What is a rhetorical triangle?


Communication is basically a trilateral relationship with each point influencing the other and contributing to the success of any communication. The rhetorical triangle refers to the relationship of the three forms of Aristotelian rhetoric-Ethos, Pathos, and Logos. A speaker who aims to attain perfection in his speech must strive to use all three forms of rhetoric. Similarly Ethos, Pathos and Logos form the basic components of all kinds of writing. It is important to learn and recognize the use of these three elements not only in our own writing but also in others writings. It is by the use of Ethos, Pathos and Logos that one can develop a text appealing to readers on various levels.

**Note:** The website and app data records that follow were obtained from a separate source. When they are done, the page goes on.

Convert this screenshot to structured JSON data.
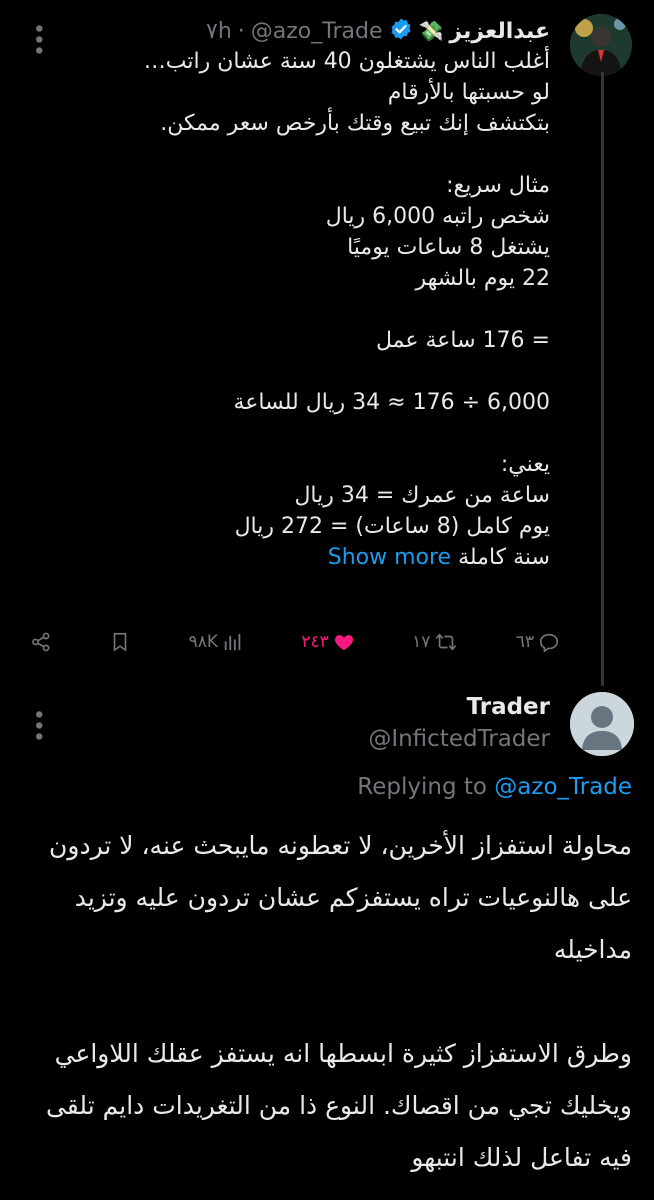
{
  "tweet1": {
    "display_name": "عبدالعزيز",
    "emoji_badge": "💸",
    "verified_icon": "verified-badge",
    "handle": "@azo_Trade",
    "time": "٧h",
    "separator": "·",
    "body": "أغلب الناس يشتغلون 40 سنة عشان راتب…\nلو حسبتها بالأرقام\nبتكتشف إنك تبيع وقتك بأرخص سعر ممكن.\n\nمثال سريع:\nشخص راتبه 6,000 ريال\nيشتغل 8 ساعات يوميًا\n22 يوم بالشهر\n\n= 176 ساعة عمل\n\n6,000 ÷ 176 ≈ 34 ريال للساعة\n\nيعني:\nساعة من عمرك = 34 ريال\nيوم كامل (8 ساعات) = 272 ريال\nسنة كاملة",
    "show_more": "Show more",
    "actions": {
      "replies": "٦٣",
      "retweets": "١٧",
      "likes": "٢٤٣",
      "views": "٩٨K"
    }
  },
  "tweet2": {
    "display_name": "Trader",
    "handle": "@InfictedTrader",
    "replying_prefix": "Replying to",
    "replying_handle": "@azo_Trade",
    "body": "محاولة استفزاز الأخرين، لا تعطونه مايبحث عنه، لا تردون على هالنوعيات تراه يستفزكم عشان تردون عليه وتزيد مداخيله\n\nوطرق الاستفزاز كثيرة ابسطها انه يستفز عقلك اللاواعي ويخليك تجي من اقصاك. النوع ذا من التغريدات دايم تلقى فيه تفاعل لذلك انتبهو"
  },
  "colors": {
    "background": "#000000",
    "text": "#e7e9ea",
    "secondary": "#71767b",
    "link": "#1d9bf0",
    "like": "#f91880"
  }
}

What are the three points of the rhetorical triangle?

Ethos is directly related to the speaker and his character. Any writing which is ethos-driven focuses on the author’s reputation. Aristotle believed that the speaker’s task would become easier if the audience identified with the speaker’s credibility. The general perception being that the audience readily believes good men than others. Ethos is the result of an interpretation resulting form the interaction between the speaker and the audience. Ethos refers among other thing various aspects of the speaker relating to his charisma, expertise, height, movement, dress, eye contact, trust, sincerity, grooming and other such qualities that lend credibility to his personality.

Pathos is appeal focusing on psychological state and emotions of the audience. The basic premise here is that when we are in a pleasant mood we are easily persuaded than when we are in a hostile mood. Most advertisement writing takes recourse to pathos in their manner of expression.

Logos appeals to one’s reasoning or logical ability. Proof is provided to the listener by the substance or logic of the message. Humans basically function and make decisions on what appeals to their senses. By this reasoning the audience tries to find if the speaker’s communication is convincing. Any academic writing or official documents are often driven by logos.

What are the guidelines for using Ethos, Pathos and Logos?

It is possible to understand how others are using ethos, pathos and logos in their writing as well as to asses whether you are using them correctly in your communication by following some basic guidelines.

While dealing with ethos, it is necessary to be aware of the writer’s qualifications and make sure that he has established his authority over the subject matter. The writer should also take care to refer to a number of viewpoints and document the sources used in the text appropriately. The other things that the writer has to keep in mind are the use of an appropriate diction, tone and style in the text.

With respect to pathos, the writer should take care to include vivid details, images and examples that can satisfy the reader’s imagination and engage his emotions. Besides the writer should keep in mind the reader’s beliefs and values and make it easy for the reader to connect with the examples used in the writing.

With respect to Logos you can find out if the thesis or writing is clear and to the point. The arguments should be arranged in a well ordered sequence and supported by appropriate reasons and strong evidence.

The rhetorical triangle suggests a balance of the three elements of Ethos, Pathos and Logos. At times depending on the audience and the purpose of the text, it may be possible to tilt the favor more towards a certain element or appeal. But it’s best to achieve a balance of all the three appeals in any communication.


External References